The Keystone XL and Dakota Access pipelines are becoming the latest environmental litmus test for candidates who are in Sioux City, Iowa, this week for the Frank LaMere Native American Presidential Forum 2019. Native Americans have been at the forefront of the efforts to stop these pipelines, and some candidates are quickly realizing that these are top issues for the communities who live closest to this energy infrastructure and yet have had little to no say in their development.
The promises began last week when Bold Nebraska challenged candidates to take the “NoKXL Pledge” to revoke the presidential memorandum Trump signed in March for the Keystone XL Pipeline. The proposed 1,179 mile-long pipeline would transport crude oil from the Alberta tar sands in Canada all the way to Nebraska where it would connect with the already-built Keystone Pipeline.
Washington state Governor Jay Inslee was the first to sign on publicly.

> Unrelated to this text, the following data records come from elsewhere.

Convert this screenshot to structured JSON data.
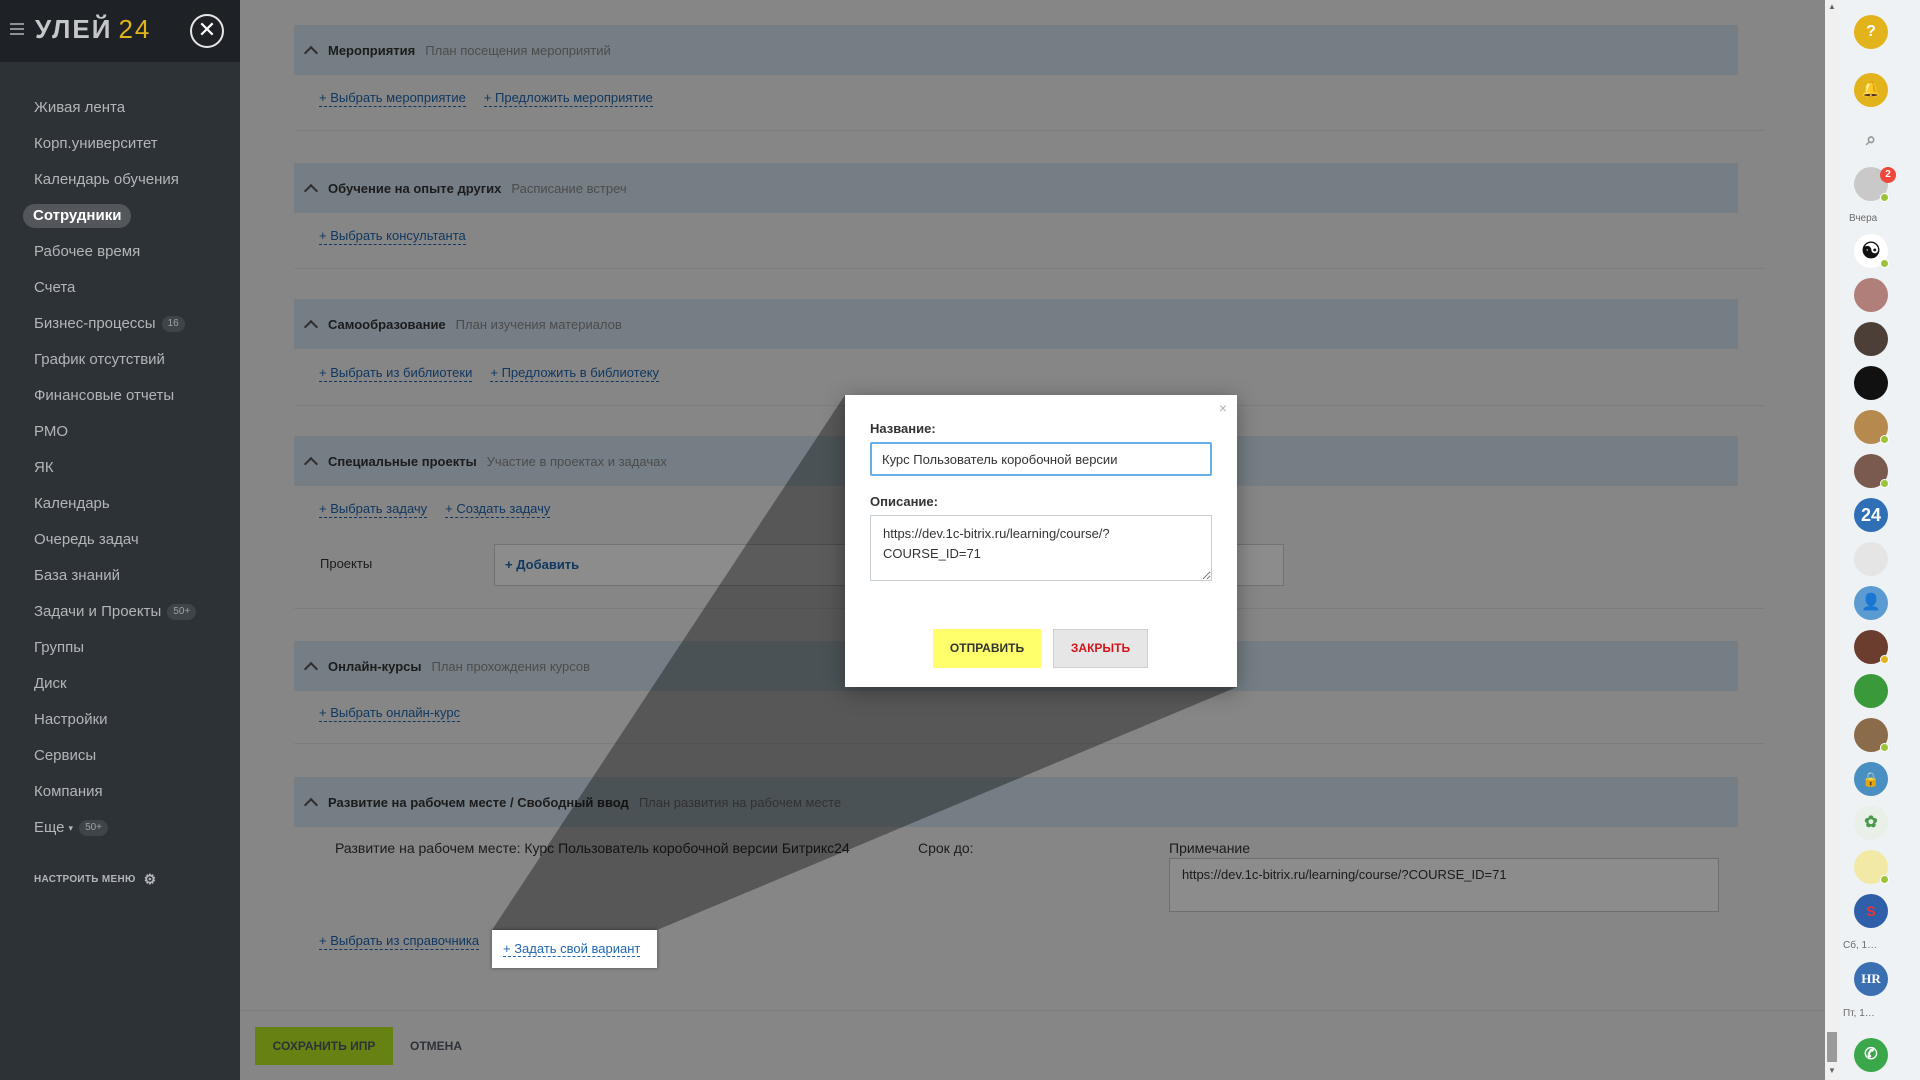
{
  "sidebar": {
    "logo_text": "УЛЕЙ",
    "logo_num": "24",
    "items": [
      {
        "label": "Живая лента"
      },
      {
        "label": "Корп.университет"
      },
      {
        "label": "Календарь обучения"
      },
      {
        "label": "Сотрудники",
        "active": true
      },
      {
        "label": "Рабочее время"
      },
      {
        "label": "Счета"
      },
      {
        "label": "Бизнес-процессы",
        "count": "16"
      },
      {
        "label": "График отсутствий"
      },
      {
        "label": "Финансовые отчеты"
      },
      {
        "label": "РМО"
      },
      {
        "label": "ЯК"
      },
      {
        "label": "Календарь"
      },
      {
        "label": "Очередь задач"
      },
      {
        "label": "База знаний"
      },
      {
        "label": "Задачи и Проекты",
        "count": "50+"
      },
      {
        "label": "Группы"
      },
      {
        "label": "Диск"
      },
      {
        "label": "Настройки"
      },
      {
        "label": "Сервисы"
      },
      {
        "label": "Компания"
      },
      {
        "label": "Еще",
        "count": "50+",
        "arrow": true
      }
    ],
    "settings_label": "НАСТРОИТЬ МЕНЮ"
  },
  "sections": {
    "events": {
      "title": "Мероприятия",
      "sub": "План посещения мероприятий",
      "link1": "+ Выбрать мероприятие",
      "link2": "+ Предложить мероприятие"
    },
    "learning": {
      "title": "Обучение на опыте других",
      "sub": "Расписание встреч",
      "link1": "+ Выбрать консультанта"
    },
    "self": {
      "title": "Самообразование",
      "sub": "План изучения материалов",
      "link1": "+ Выбрать из библиотеки",
      "link2": "+ Предложить в библиотеку"
    },
    "special": {
      "title": "Специальные проекты",
      "sub": "Участие в проектах и задачах",
      "link1": "+ Выбрать задачу",
      "link2": "+ Создать задачу",
      "projects_label": "Проекты",
      "add_label": "+ Добавить"
    },
    "online": {
      "title": "Онлайн-курсы",
      "sub": "План прохождения курсов",
      "link1": "+ Выбрать онлайн-курс"
    },
    "dev": {
      "title": "Развитие на рабочем месте / Свободный ввод",
      "sub": "План развития на рабочем месте",
      "item_text": "Развитие на рабочем месте: Курс Пользователь коробочной версии Битрикс24",
      "deadline_label": "Срок до:",
      "note_label": "Примечание",
      "note_value": "https://dev.1c-bitrix.ru/learning/course/?COURSE_ID=71",
      "link1": "+ Выбрать из справочника",
      "link2": "+ Задать свой вариант"
    }
  },
  "bottom": {
    "save": "СОХРАНИТЬ ИПР",
    "cancel": "ОТМЕНА"
  },
  "modal": {
    "name_label": "Название:",
    "name_value": "Курс Пользователь коробочной версии",
    "desc_label": "Описание:",
    "desc_value": "https://dev.1c-bitrix.ru/learning/course/?COURSE_ID=71",
    "send": "ОТПРАВИТЬ",
    "close": "ЗАКРЫТЬ",
    "close_x": "×"
  },
  "rightbar": {
    "help": "?",
    "yesterday_label": "Вчера",
    "badge": "2",
    "date1": "Сб, 1…",
    "date2": "Пт, 1…",
    "hr": "HR",
    "b24": "24"
  },
  "colors": {
    "accent": "#bbed21",
    "sidebar": "#2d3237",
    "link": "#2067b0",
    "section_header": "#d4e6f0"
  }
}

Billionaire candidate Tom Steyer quickly followed. Senator Elizabeth Warren went even further to note that she’d also revoke the permit Trump issued in January 2017 for the Dakota Access Pipeline, a 1,172-mile stretch of pipe that transports some 470,000 barrels of crude oil a day through the Midwest. Senator Bernie Sanders also signed the pledge. As of Monday, former San Antonio Mayor Julián Castro became the latest presidential candidate to sign the pledge, also including Dakota Access.
“This pledge is really talking about re-instituting a true climate test,” Mark Hefflinger, the communications director for Bold Nebraska, told Earther. “We do not have time to allow these projects to continue moving forward—and for any other projects to move forward—without being put under the scrutiny of a climate test that will have the effect of putting us on a path of transition to renewable energy to avoid climate disaster.”

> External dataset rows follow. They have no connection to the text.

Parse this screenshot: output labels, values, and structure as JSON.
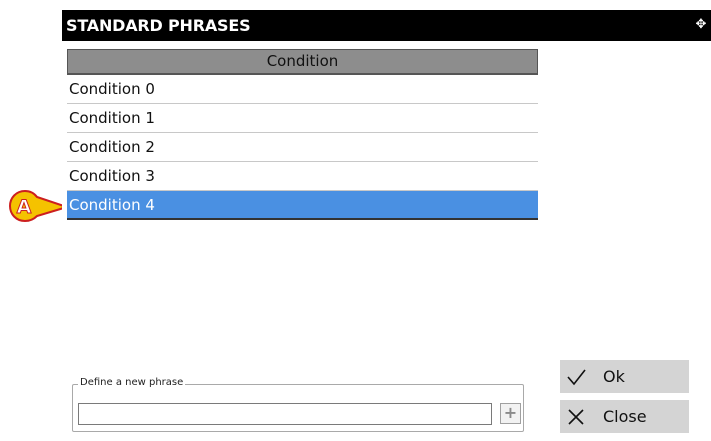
{
  "dialog": {
    "title": "STANDARD PHRASES",
    "move_icon": "move-icon"
  },
  "table": {
    "column_header": "Condition",
    "rows": [
      {
        "label": "Condition 0",
        "selected": false
      },
      {
        "label": "Condition 1",
        "selected": false
      },
      {
        "label": "Condition 2",
        "selected": false
      },
      {
        "label": "Condition 3",
        "selected": false
      },
      {
        "label": "Condition 4",
        "selected": true
      }
    ]
  },
  "new_phrase": {
    "legend": "Define a new phrase",
    "value": "",
    "add_icon": "plus-icon"
  },
  "buttons": {
    "ok_label": "Ok",
    "ok_icon": "check-icon",
    "close_label": "Close",
    "close_icon": "close-icon"
  },
  "callout": {
    "letter": "A",
    "fill": "#f5c200",
    "stroke": "#cc1f1f"
  },
  "colors": {
    "titlebar": "#000000",
    "selected_row": "#4a90e2",
    "header": "#8d8d8d",
    "button": "#d4d4d4"
  }
}
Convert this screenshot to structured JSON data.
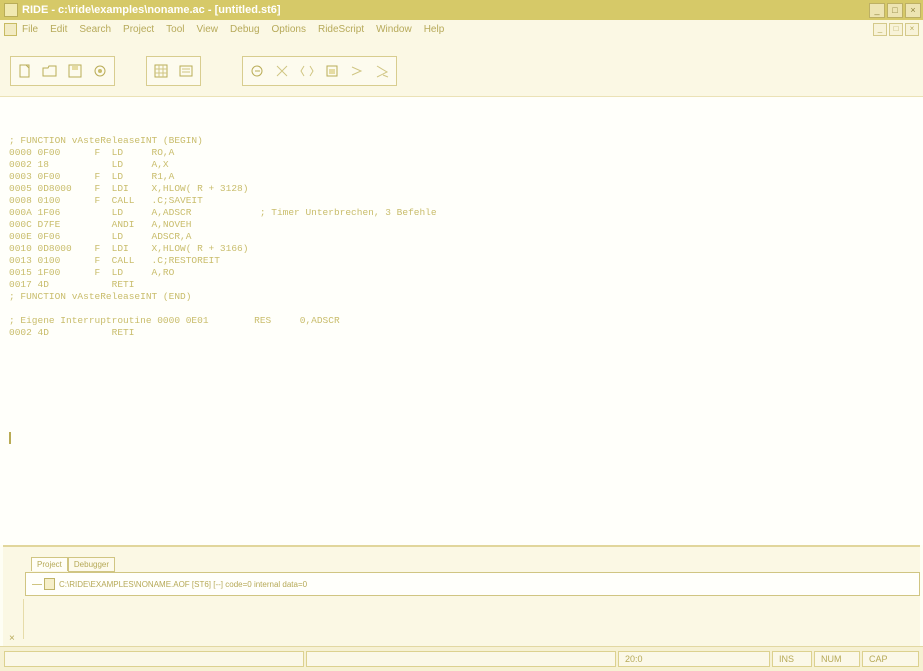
{
  "window": {
    "title": "RIDE - c:\\ride\\examples\\noname.ac - [untitled.st6]",
    "controls": [
      "_",
      "□",
      "×"
    ]
  },
  "menu": [
    "File",
    "Edit",
    "Search",
    "Project",
    "Tool",
    "View",
    "Debug",
    "Options",
    "RideScript",
    "Window",
    "Help"
  ],
  "doc_controls": [
    "_",
    "□",
    "×"
  ],
  "toolbar": {
    "groups": [
      [
        "new-file-icon",
        "open-file-icon",
        "save-file-icon",
        "watch-icon"
      ],
      [
        "grid-icon",
        "memory-icon"
      ],
      [
        "step-icon",
        "cut-icon",
        "copy-icon",
        "paste-icon",
        "run-icon",
        "go-icon"
      ]
    ]
  },
  "code": [
    "; FUNCTION vAsteReleaseINT (BEGIN)",
    "0000 0F00      F  LD     RO,A",
    "0002 18           LD     A,X",
    "0003 0F00      F  LD     R1,A",
    "0005 0D8000    F  LDI    X,HLOW( R + 3128)",
    "0008 0100      F  CALL   .C;SAVEIT",
    "000A 1F06         LD     A,ADSCR            ; Timer Unterbrechen, 3 Befehle",
    "000C D7FE         ANDI   A,NOVEH",
    "000E 0F06         LD     ADSCR,A",
    "0010 0D8000    F  LDI    X,HLOW( R + 3166)",
    "0013 0100      F  CALL   .C;RESTOREIT",
    "0015 1F00      F  LD     A,RO",
    "0017 4D           RETI",
    "; FUNCTION vAsteReleaseINT (END)",
    "",
    "; Eigene Interruptroutine 0000 0E01        RES     0,ADSCR",
    "0002 4D           RETI"
  ],
  "panel": {
    "tabs": [
      "Project",
      "Debugger"
    ],
    "project_item": "C:\\RIDE\\EXAMPLES\\NONAME.AOF [ST6] [--] code=0 internal data=0",
    "close": "×"
  },
  "status": {
    "position": "20:0",
    "ins": "INS",
    "mode": "NUM",
    "extra": "CAP"
  }
}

While many people are rightly concerned about what a potential oil spill could mean for their water and natural resources, they are also worried about how new fossil fuel infrastructure worsens the climate crisis. And Bold Nebraska wants the impacts these projects have on climate change (what Hefflinger referred to as a “climate test”) to play a bigger role in whether they’re given federal approval.
The courts are increasingly becoming the only option under the Trump administration to stop oil and gas pipelines. A federal judge canceled hundreds of oil and gas projects in March because the government failed to address those impacts when giving them the green light. And even though the federal government has signed off on it, the Dakota Access Pipeline continues to come under fire in the courts. Just Friday, the Standing Rock Sioux Tribe filed a motion in its ongoing suit against the project demanding the courts shut down the pipeline because the federal government has still failed to meet its demands from 2017 to re-do the project’s environmental analysis.

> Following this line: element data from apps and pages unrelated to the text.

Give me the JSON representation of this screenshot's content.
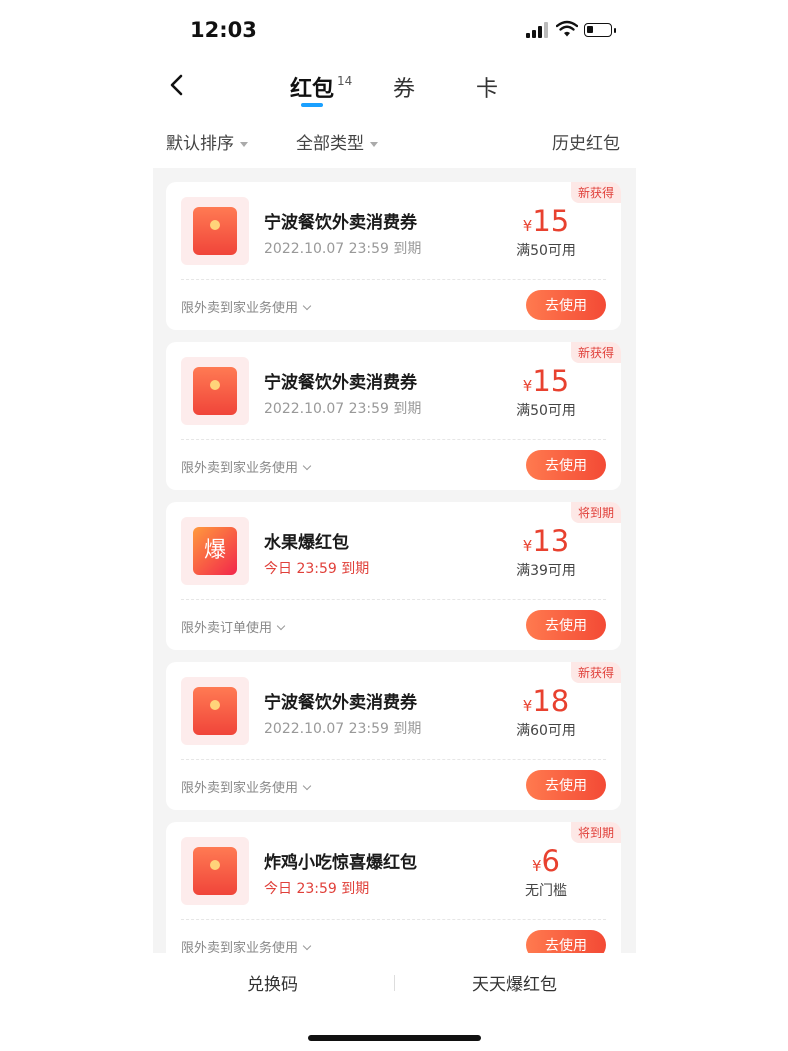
{
  "status": {
    "time": "12:03"
  },
  "nav": {
    "tabs": [
      {
        "label": "红包",
        "badge": "14"
      },
      {
        "label": "券"
      },
      {
        "label": "卡"
      }
    ]
  },
  "filters": {
    "sort": "默认排序",
    "type": "全部类型",
    "history": "历史红包"
  },
  "cards": [
    {
      "icon": "red-envelope-icon",
      "title": "宁波餐饮外卖消费券",
      "expiry": "2022.10.07 23:59 到期",
      "tag": "新获得",
      "currency": "¥",
      "amount": "15",
      "condition": "满50可用",
      "scope": "限外卖到家业务使用",
      "action": "去使用"
    },
    {
      "icon": "red-envelope-icon",
      "title": "宁波餐饮外卖消费券",
      "expiry": "2022.10.07 23:59 到期",
      "tag": "新获得",
      "currency": "¥",
      "amount": "15",
      "condition": "满50可用",
      "scope": "限外卖到家业务使用",
      "action": "去使用"
    },
    {
      "icon": "bao-icon",
      "icon_text": "爆",
      "title": "水果爆红包",
      "expiry": "今日 23:59 到期",
      "tag": "将到期",
      "currency": "¥",
      "amount": "13",
      "condition": "满39可用",
      "scope": "限外卖订单使用",
      "action": "去使用"
    },
    {
      "icon": "red-envelope-icon",
      "title": "宁波餐饮外卖消费券",
      "expiry": "2022.10.07 23:59 到期",
      "tag": "新获得",
      "currency": "¥",
      "amount": "18",
      "condition": "满60可用",
      "scope": "限外卖到家业务使用",
      "action": "去使用"
    },
    {
      "icon": "red-envelope-icon",
      "title": "炸鸡小吃惊喜爆红包",
      "expiry": "今日 23:59 到期",
      "tag": "将到期",
      "currency": "¥",
      "amount": "6",
      "condition": "无门槛",
      "scope": "限外卖到家业务使用",
      "action": "去使用"
    }
  ],
  "bottom": {
    "redeem": "兑换码",
    "daily": "天天爆红包"
  },
  "colors": {
    "accent": "#e8412f",
    "tab_indicator": "#1aa0ff"
  }
}
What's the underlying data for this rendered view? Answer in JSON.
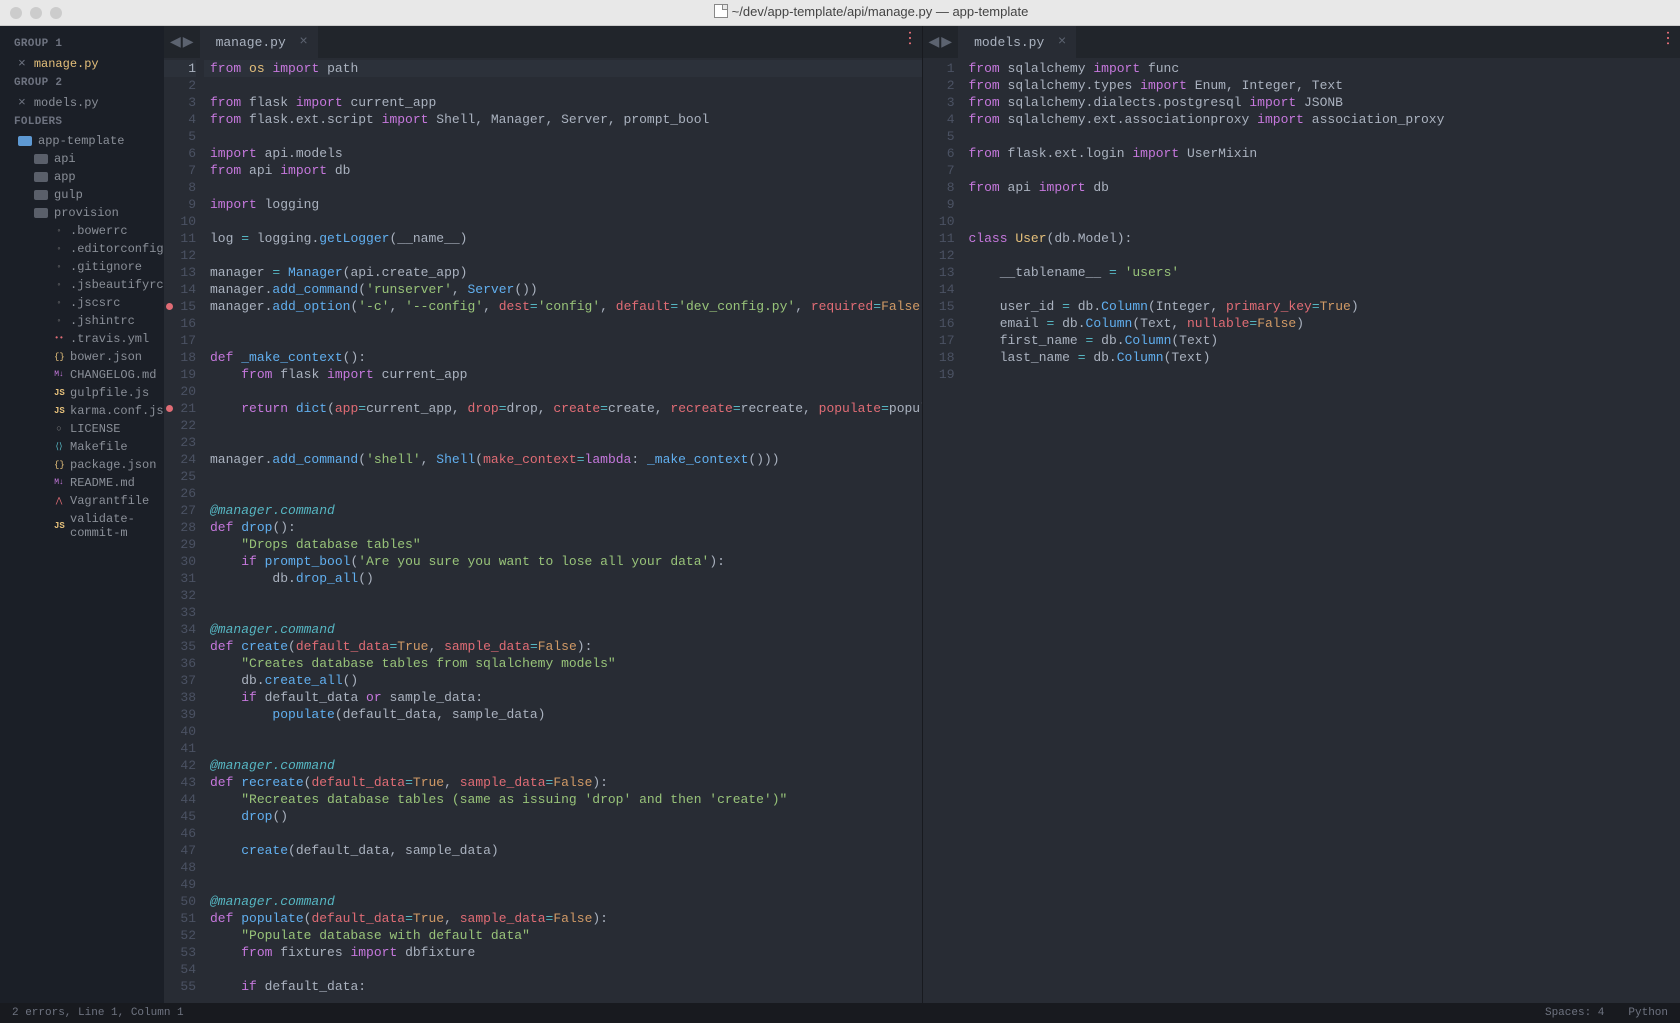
{
  "window": {
    "title": "~/dev/app-template/api/manage.py — app-template"
  },
  "sidebar": {
    "groups": [
      {
        "label": "GROUP 1",
        "items": [
          {
            "name": "manage.py",
            "active": true
          }
        ]
      },
      {
        "label": "GROUP 2",
        "items": [
          {
            "name": "models.py",
            "active": false
          }
        ]
      }
    ],
    "folders_label": "FOLDERS",
    "tree": {
      "root": "app-template",
      "dirs": [
        "api",
        "app",
        "gulp",
        "provision"
      ],
      "files": [
        {
          "icon": "gear",
          "name": ".bowerrc"
        },
        {
          "icon": "gear",
          "name": ".editorconfig"
        },
        {
          "icon": "gear",
          "name": ".gitignore"
        },
        {
          "icon": "gear",
          "name": ".jsbeautifyrc"
        },
        {
          "icon": "gear",
          "name": ".jscsrc"
        },
        {
          "icon": "gear",
          "name": ".jshintrc"
        },
        {
          "icon": "yml",
          "name": ".travis.yml"
        },
        {
          "icon": "json",
          "name": "bower.json"
        },
        {
          "icon": "md",
          "name": "CHANGELOG.md"
        },
        {
          "icon": "js",
          "name": "gulpfile.js"
        },
        {
          "icon": "js",
          "name": "karma.conf.js"
        },
        {
          "icon": "lic",
          "name": "LICENSE"
        },
        {
          "icon": "mk",
          "name": "Makefile"
        },
        {
          "icon": "json",
          "name": "package.json"
        },
        {
          "icon": "md",
          "name": "README.md"
        },
        {
          "icon": "rb",
          "name": "Vagrantfile"
        },
        {
          "icon": "js",
          "name": "validate-commit-m"
        }
      ]
    }
  },
  "panes": [
    {
      "tab": "manage.py",
      "tab_active": true
    },
    {
      "tab": "models.py",
      "tab_active": true
    }
  ],
  "status": {
    "left": "2 errors, Line 1, Column 1",
    "spaces": "Spaces: 4",
    "lang": "Python"
  },
  "code_left_lines": 55,
  "code_right_lines": 19
}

The pipeline was allowed to operate while the Army Corps of Engineers conducted this process, but the tribe is now alleging that the government kept them out of this process while looping in developer Energy Transfer Partners from the beginning, delegitimizing the process. The tribe’s argument is that if the federal government isn’t going to correct its actions, the permit should be deemed moot and the project should stop operating.
All this is happening as Energy Transfer Partners tries to expand the pipeline. The company wants to move about 100,000 barrels more of crude oil a day, a 20 percent increase over the pipeline’s current carrying capacity.
“[The pipeline] shouldn’t be operating without the full environmental review and consideration of alternatives that is required by law,” Jan Hasselman, the lead Earthjustice attorney on the case, told Earther.
There’s always hope that this lawsuit may succeed in shutting down the Dakota Access Pipeline, but that’s unlikely under Trump, Hasselman said. Even if they win this case and the project is shut down temporarily while it goes through the proper environmental review process, the administration could always turn it back on at the end.
“Once you do the final environmental review, the administration can still pick the most environmentally harmful option,” he told Earther.
A new president, however, that takes a pledge to reverse Trump’s permit could help shut down the project for good. Sure, counter litigation from industry will almost definitely follow, Hasselman speculated, but that closure would be more permanent than what he and his team can secure with their lawsuit. Shutting down any of these pipelines will be a long and painful process no matter what the method because disagreement will always exist.
“I don’t think this will ever be over, over,” Hasselman sighed.
But then again, if we had a president who considered the climate and communities pipelines put at risk, maybe these projects would hit pause long enough to die for good.
Update August 27, 2019, 9:15 a.m. ET: This article previously did not include Senator Bernie Sanders’ name on the list of signatories. We have updated it to add his name.